**Working data:**
---

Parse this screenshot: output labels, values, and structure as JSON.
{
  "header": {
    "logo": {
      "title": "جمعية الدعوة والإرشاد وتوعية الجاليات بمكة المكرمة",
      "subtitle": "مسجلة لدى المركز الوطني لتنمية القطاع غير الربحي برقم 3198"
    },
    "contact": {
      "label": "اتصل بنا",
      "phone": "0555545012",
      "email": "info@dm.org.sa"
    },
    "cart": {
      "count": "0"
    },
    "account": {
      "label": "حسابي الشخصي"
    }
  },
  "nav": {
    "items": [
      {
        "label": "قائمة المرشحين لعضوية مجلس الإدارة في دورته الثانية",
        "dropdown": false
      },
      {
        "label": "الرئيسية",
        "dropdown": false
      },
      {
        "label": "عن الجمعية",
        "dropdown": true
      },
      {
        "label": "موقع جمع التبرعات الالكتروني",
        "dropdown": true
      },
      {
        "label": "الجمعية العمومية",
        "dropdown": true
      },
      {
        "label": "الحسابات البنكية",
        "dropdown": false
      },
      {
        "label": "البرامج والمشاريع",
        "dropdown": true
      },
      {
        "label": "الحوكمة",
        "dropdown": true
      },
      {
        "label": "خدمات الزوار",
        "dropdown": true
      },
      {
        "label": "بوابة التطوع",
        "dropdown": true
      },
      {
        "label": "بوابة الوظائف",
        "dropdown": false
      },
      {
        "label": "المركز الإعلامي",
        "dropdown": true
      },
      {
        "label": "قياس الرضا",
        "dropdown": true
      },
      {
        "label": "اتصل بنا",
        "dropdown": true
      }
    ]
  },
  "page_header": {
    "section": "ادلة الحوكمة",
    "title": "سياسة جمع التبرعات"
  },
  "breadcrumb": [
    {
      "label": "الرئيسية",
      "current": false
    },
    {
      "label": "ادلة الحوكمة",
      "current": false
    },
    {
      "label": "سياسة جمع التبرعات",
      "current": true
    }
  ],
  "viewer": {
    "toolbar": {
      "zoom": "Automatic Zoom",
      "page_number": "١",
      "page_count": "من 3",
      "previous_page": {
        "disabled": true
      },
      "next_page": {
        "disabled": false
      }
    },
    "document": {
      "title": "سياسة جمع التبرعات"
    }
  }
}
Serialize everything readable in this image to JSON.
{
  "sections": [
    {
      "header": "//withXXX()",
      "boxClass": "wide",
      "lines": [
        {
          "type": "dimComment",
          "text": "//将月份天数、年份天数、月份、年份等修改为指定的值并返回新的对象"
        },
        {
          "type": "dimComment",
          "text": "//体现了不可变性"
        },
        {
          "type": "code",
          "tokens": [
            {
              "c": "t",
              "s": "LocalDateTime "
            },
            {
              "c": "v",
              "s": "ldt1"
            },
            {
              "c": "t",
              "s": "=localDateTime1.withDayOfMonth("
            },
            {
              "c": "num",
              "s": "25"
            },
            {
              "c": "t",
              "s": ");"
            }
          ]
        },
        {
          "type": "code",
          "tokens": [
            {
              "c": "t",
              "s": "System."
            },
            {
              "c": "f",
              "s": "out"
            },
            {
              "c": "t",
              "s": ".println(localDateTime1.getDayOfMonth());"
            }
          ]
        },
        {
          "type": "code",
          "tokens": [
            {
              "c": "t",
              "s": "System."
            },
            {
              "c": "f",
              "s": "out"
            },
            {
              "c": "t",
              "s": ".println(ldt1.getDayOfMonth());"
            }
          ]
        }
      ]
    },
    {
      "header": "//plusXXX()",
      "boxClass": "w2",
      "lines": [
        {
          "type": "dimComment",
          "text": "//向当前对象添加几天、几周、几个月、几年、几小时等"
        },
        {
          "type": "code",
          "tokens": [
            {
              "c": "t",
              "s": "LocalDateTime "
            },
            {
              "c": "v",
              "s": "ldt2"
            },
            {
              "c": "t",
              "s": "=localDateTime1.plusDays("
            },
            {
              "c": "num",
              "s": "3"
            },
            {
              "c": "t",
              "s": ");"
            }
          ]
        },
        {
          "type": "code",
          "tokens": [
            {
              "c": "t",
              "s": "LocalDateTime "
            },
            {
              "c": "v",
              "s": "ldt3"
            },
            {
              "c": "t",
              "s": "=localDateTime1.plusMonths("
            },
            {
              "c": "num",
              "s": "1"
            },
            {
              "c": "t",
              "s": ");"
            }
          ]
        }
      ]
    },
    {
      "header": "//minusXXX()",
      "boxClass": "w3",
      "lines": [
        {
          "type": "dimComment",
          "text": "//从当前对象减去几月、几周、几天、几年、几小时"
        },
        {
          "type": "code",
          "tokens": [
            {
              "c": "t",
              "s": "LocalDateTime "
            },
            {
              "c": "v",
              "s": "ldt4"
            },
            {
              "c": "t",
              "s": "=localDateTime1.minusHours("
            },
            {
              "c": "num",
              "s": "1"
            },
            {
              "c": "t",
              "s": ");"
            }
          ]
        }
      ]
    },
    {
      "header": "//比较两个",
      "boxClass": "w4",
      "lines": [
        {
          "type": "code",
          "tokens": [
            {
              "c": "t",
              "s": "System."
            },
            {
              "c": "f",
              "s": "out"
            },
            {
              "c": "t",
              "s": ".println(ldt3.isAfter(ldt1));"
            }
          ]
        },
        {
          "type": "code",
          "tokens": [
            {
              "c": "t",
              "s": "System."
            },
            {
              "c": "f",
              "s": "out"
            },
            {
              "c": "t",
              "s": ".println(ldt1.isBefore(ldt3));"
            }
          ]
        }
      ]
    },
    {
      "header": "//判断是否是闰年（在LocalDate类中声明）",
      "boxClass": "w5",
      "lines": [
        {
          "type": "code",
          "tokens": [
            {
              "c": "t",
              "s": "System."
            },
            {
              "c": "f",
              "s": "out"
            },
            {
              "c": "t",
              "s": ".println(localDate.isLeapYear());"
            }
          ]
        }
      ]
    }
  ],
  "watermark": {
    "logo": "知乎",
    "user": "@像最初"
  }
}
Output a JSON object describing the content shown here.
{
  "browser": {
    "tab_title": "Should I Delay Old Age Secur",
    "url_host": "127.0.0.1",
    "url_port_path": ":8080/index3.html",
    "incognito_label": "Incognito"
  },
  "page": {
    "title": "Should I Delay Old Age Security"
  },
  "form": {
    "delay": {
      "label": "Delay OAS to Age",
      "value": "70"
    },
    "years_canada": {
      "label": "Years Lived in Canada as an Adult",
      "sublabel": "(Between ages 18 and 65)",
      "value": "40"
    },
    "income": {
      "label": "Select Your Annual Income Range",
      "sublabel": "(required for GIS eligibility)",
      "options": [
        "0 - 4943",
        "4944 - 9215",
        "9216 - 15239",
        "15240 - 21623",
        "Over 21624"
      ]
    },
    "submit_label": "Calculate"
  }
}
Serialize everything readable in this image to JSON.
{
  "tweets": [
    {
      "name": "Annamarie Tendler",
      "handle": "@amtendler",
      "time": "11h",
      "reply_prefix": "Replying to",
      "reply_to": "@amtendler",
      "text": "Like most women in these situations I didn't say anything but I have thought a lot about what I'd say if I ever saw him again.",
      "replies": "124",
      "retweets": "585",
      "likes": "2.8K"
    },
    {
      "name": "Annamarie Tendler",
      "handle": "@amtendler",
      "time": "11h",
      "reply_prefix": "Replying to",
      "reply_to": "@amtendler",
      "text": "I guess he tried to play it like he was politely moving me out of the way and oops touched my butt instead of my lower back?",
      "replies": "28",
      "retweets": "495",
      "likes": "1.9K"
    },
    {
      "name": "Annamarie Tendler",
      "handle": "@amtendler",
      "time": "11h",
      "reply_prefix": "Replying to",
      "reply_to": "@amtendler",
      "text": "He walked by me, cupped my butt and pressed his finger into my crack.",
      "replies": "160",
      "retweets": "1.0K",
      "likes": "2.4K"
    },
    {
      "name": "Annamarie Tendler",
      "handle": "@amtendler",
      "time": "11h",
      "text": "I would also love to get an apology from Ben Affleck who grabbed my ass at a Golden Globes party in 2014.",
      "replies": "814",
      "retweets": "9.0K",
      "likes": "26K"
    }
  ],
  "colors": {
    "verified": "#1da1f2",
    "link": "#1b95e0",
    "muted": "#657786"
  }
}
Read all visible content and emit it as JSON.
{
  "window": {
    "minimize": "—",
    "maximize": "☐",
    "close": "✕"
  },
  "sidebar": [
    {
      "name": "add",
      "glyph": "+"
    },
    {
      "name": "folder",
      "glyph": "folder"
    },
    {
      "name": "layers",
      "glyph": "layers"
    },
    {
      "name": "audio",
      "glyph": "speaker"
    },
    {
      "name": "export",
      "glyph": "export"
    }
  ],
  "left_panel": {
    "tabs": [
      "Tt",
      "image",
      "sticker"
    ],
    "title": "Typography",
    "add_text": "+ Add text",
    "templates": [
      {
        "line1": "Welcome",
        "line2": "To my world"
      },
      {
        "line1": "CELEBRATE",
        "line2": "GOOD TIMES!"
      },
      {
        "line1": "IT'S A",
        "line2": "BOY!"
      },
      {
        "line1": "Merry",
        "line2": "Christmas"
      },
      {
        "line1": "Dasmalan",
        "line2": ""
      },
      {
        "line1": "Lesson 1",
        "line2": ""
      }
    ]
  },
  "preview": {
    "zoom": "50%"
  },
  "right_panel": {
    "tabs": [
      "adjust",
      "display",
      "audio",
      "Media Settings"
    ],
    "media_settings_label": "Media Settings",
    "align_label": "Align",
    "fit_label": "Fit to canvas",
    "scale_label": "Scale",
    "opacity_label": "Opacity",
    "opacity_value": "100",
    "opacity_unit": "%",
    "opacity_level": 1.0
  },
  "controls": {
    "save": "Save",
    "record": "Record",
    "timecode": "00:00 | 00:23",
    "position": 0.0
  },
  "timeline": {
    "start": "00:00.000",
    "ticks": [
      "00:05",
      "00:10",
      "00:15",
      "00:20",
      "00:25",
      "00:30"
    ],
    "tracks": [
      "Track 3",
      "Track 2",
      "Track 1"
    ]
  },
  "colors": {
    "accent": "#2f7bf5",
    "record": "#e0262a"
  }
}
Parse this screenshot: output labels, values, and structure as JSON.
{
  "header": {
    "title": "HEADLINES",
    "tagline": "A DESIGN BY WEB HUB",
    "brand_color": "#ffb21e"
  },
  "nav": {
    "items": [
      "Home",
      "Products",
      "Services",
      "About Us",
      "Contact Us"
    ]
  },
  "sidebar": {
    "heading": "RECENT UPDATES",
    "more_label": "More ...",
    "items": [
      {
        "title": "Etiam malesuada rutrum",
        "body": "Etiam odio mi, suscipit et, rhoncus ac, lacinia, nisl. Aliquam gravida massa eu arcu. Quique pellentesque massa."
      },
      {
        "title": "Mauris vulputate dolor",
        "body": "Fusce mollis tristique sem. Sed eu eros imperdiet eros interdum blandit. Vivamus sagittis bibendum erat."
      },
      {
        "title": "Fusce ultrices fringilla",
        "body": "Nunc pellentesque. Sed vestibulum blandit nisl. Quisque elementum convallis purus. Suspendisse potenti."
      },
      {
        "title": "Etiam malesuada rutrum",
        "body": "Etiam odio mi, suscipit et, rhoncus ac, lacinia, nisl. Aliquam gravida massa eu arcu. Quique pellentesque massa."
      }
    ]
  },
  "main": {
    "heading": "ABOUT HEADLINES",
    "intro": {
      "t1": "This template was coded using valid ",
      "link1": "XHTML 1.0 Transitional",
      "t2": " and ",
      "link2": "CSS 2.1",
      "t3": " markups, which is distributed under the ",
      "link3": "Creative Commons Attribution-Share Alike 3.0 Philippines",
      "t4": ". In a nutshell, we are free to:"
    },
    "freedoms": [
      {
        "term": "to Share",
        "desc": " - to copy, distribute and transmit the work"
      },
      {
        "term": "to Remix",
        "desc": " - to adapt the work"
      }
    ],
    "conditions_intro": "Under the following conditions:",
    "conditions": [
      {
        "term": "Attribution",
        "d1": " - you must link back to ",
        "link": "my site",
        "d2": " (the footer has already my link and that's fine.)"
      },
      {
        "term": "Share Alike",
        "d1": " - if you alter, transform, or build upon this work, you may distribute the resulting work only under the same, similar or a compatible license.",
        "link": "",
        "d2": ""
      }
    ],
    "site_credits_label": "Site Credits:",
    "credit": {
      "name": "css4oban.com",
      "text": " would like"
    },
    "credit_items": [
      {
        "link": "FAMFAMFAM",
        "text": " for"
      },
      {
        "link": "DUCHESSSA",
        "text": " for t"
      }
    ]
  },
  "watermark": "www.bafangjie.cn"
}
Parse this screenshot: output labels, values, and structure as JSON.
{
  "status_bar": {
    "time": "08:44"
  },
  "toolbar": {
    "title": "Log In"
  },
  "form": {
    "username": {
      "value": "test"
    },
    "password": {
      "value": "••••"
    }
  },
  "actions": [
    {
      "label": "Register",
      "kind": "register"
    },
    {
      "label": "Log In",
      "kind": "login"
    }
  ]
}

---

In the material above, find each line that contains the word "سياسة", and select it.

**Answer area:**
    "title": "سياسة جمع التبرعات"
      "label": "سياسة جمع التبرعات",
      "title": "سياسة جمع التبرعات"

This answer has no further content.